#### Your goal:
Look through the data that follows and copy each line with the string "highlighted".

=== Study material ===

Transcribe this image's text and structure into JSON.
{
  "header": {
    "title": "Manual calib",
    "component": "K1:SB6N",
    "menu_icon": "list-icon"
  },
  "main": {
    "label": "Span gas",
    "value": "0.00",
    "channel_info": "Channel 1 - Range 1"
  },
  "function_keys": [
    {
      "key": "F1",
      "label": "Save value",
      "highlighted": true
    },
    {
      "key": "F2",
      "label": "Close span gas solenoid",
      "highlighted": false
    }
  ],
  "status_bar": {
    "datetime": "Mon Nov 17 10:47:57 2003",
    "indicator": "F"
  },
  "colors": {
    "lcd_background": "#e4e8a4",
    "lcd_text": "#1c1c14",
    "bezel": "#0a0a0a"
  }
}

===

#### Exercise answer:
      "highlighted": true
      "highlighted": false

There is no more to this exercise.